- Elgar Financial Law and Practice series
Chapter 10: CLOSE-OUT NETTING PROVISIONS AND THE FINANCIAL COLLATERAL REGULATIONS
The recitals to the Financial Collateral Directive (‘FCD’) explain that one ofthe purposes of the FCD is to improve legal certainty by ensuring that certain provisions of insolvency law do not apply to financial collateral arrangements, in particular those that would cast doubt on the validity of current techniques such as bilateral close-out netting. The rationale is that: Sound risk management practices commonly used in the financial market should be protected by enabling participants to manage and reduce their credit exposures arising from all kinds of financial transactions on a net basis, where the credit exposure is calculated by combining the estimated current exposures under all outstanding transactions with a counterparty, setting off reciprocal items to produce a single aggregated amount, that is compared with the current value of the collateral.
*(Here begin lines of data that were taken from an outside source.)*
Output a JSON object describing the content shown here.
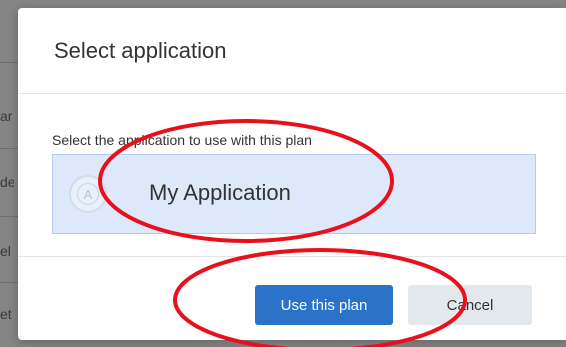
{
  "background_page": {
    "row_fragments": [
      "ar",
      "de",
      "el",
      "et"
    ]
  },
  "dialog": {
    "title": "Select application",
    "field_label": "Select the application to use with this plan",
    "application": {
      "icon": "app-circle-icon",
      "icon_glyph": "A",
      "name": "My Application",
      "selected": true
    },
    "buttons": {
      "primary_label": "Use this plan",
      "cancel_label": "Cancel"
    }
  },
  "annotations": {
    "color": "#e8101c",
    "highlighted": [
      "application option",
      "use this plan button"
    ]
  }
}
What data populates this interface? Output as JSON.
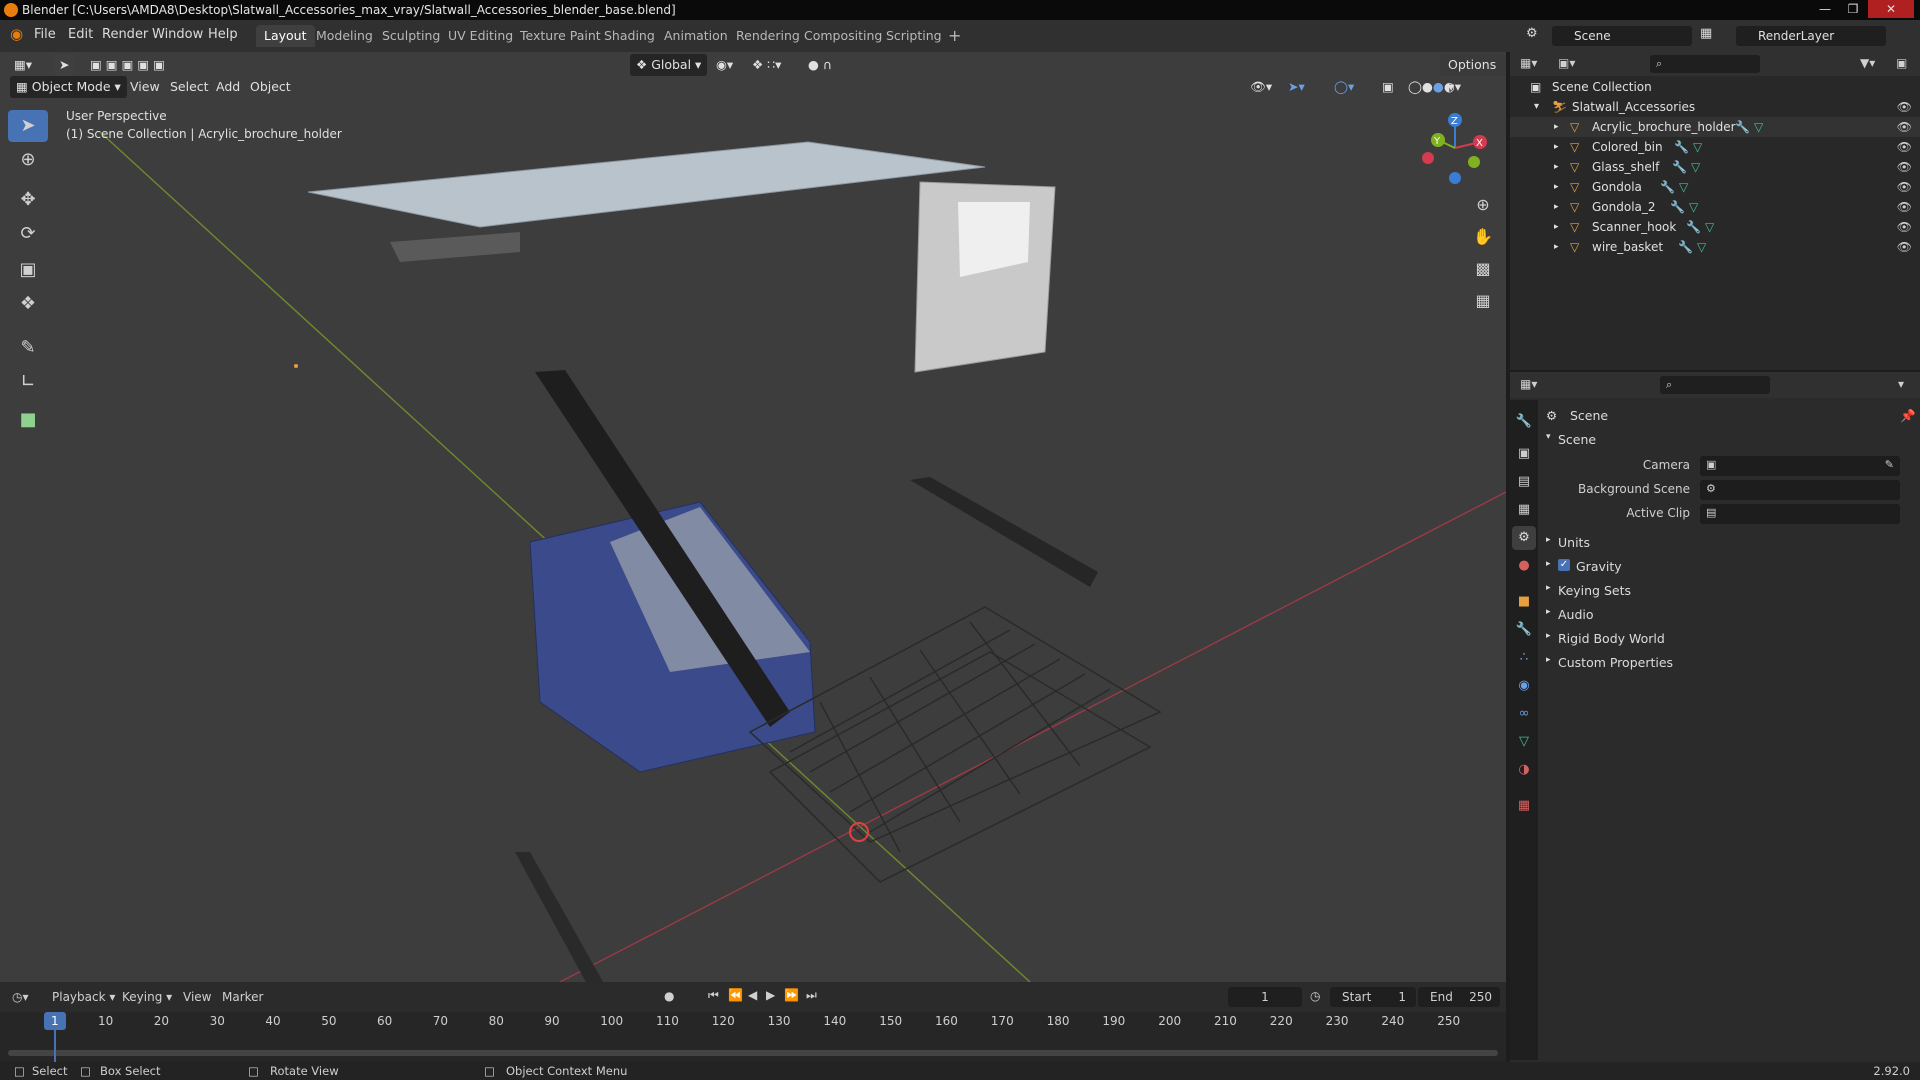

In order to ensure that a close-out netting provision is legally robust, article 7 of the FCD requires Member States to ensure that it can take effect in accordance with its terms: (a) notwithstanding the commencement or continuation of winding-up proceedings or reorganisation measures in respect of the collateral-provider and/or the collateral-taker; and/or (b) notwithstanding any purported assignment, judicial or other attachment or other disposition of or in respect of such rights. Article 7 was implemented in the UK by regulation 12 of the Financial Collateral Arrangements (No. 2) Regulations 2003 (‘FCARs’).
You are not authenticated to view the full text of this chapter or article.
Elgaronline requires a subscription or purchase to access the full text of books or journals. Please login through your library system or with your personal username and password on the homepage.
Non-subscribers can freely search the site, view abstracts/ extracts and download selected front matter and introductory chapters for personal use.
Your library may not have purchased all subject areas. If you are authenticated and think you should have access to this title, please contact your librarian.